  18. Philipose, M., Fishkin, K. P., Perkowitz, M., Patterson, D. J., Fox, D., Kautz, H., and Hahnel, D. (2004). Inferring activities from interactions with objects. IEEE Pervasive Computing, 3(4):50-57.
  19. Ramirez, M. and Geffner, H. (2011). Goal recognition over pomdps: Inferring the intention of a pomdp agent. In Proceedings of the Twenty-Second International Joint Conference on Artificial Intelligence , volume 3 of IJCAI'11, pages 2009-2014, Barcelona, Spain. AAAI Press.
  20. Richter, S. and Westphal, M. (2010). The lama planner: Guiding cost-based anytime planning with landmarks. Journal of Artificial Intelligence Research , 39(1):127- 177.
  21. Sil, A. and Yates, E. (2011). Extracting strips representations of actions and events. In Recent Advances in Natural Language Processing, pages 1-8.
  22. Tenorth, M., Nyga, D., and Beetz, M. (2010). Understanding and executing instructions for everyday manipulation tasks from the world wide web. In IEEE International Conference on Robotics and Automation (ICRA), pages 1486-1491.
  23. Ye, J., Stevenson, G., and Dobson, S. (2014). Usmart: An unsupervised semantic mining activity recognition technique. ACM Trans. Interact. Intell. Syst., 4(4):16:1-16:27.
  24. Yordanova, K. (2015a). Discovering causal relations in textual instructions. In Recent Advances in Natural Language Processing, pages 714-720, Hissar, Bulgaria.
  25. Yordanova, K. (2015b). Time series from textual instructions for causal relations discovery (causal relations dataset). University Library, University of Rostock. http://purl.uni-rostock.de/rosdok/id00000117.
  26. Yordanova, K. and Kirste, T. (2015). A process for systematic development of symbolic models for activity recognition. ACM Transactions on Interactive Intelligent Systems, 5(4).
  27. Yordanova, K., Krüger, F., and Kirste, T. (2012). Tool support for activity recognition with computational causal behaviour models. In Proceedings of the 35th German Conference on Artificial Intelligence , pages 561-573, Saarbrücken, Germany.
  28. Yordanova, K., Nyolt, M., and Kirste, T. (2014). Strategies for reducing the complexity of symbolic models for activity recognition. In Agre, G., Hitzler, P., Krisnadhi, A., and Kuznetsov, S., editors, Artificial Intelligence: Methodology, Systems, and Applications, volume 8722 of Lecture Notes in Computer Science, pages 295-300. Springer International Publishing.
  29. Zhuo, H. H. and Kambhampati, S. (2013). Action-model acquisition from noisy plan traces. In Proceedings of the 23rd International Joint Conference on Artificial Intelligence (IJCAI), pages 2444-2450, Beijing, China. AAAI.
Download

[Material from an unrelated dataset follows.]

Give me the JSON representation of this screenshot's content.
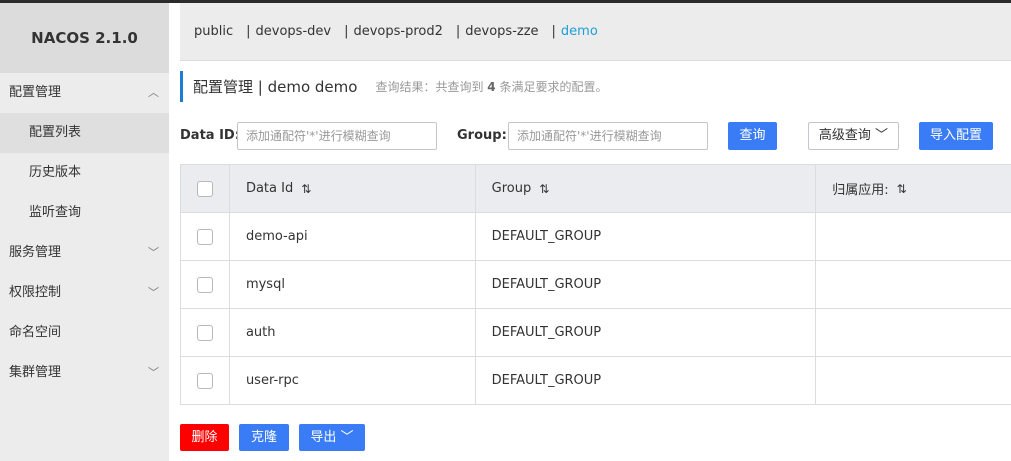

Paper Citation


in Harvard Style

Yordanova K. and Kirste T. (2016). Learning Models of Human Behaviour from Textual Instructions . In Proceedings of the 8th International Conference on Agents and Artificial Intelligence - Volume 2: ICAART, ISBN 978-989-758-172-4, pages 415-422. DOI: 10.5220/0005755604150422


in Bibtex Style

@conference{icaart16,
author={Kristina Yordanova and Thomas Kirste},
title={Learning Models of Human Behaviour from Textual Instructions},
booktitle={Proceedings of the 8th International Conference on Agents and Artificial Intelligence - Volume 2: ICAART,},
year={2016},
pages={415-422},
publisher={SciTePress},
organization={INSTICC},
doi={10.5220/0005755604150422},
isbn={978-989-758-172-4},
}


in EndNote Style

TY - CONF
JO - Proceedings of the 8th International Conference on Agents and Artificial Intelligence - Volume 2: ICAART,
TI - Learning Models of Human Behaviour from Textual Instructions
SN - 978-989-758-172-4
AU - Yordanova K.
AU - Kirste T.
PY - 2016
SP - 415
EP - 422
DO - 10.5220/0005755604150422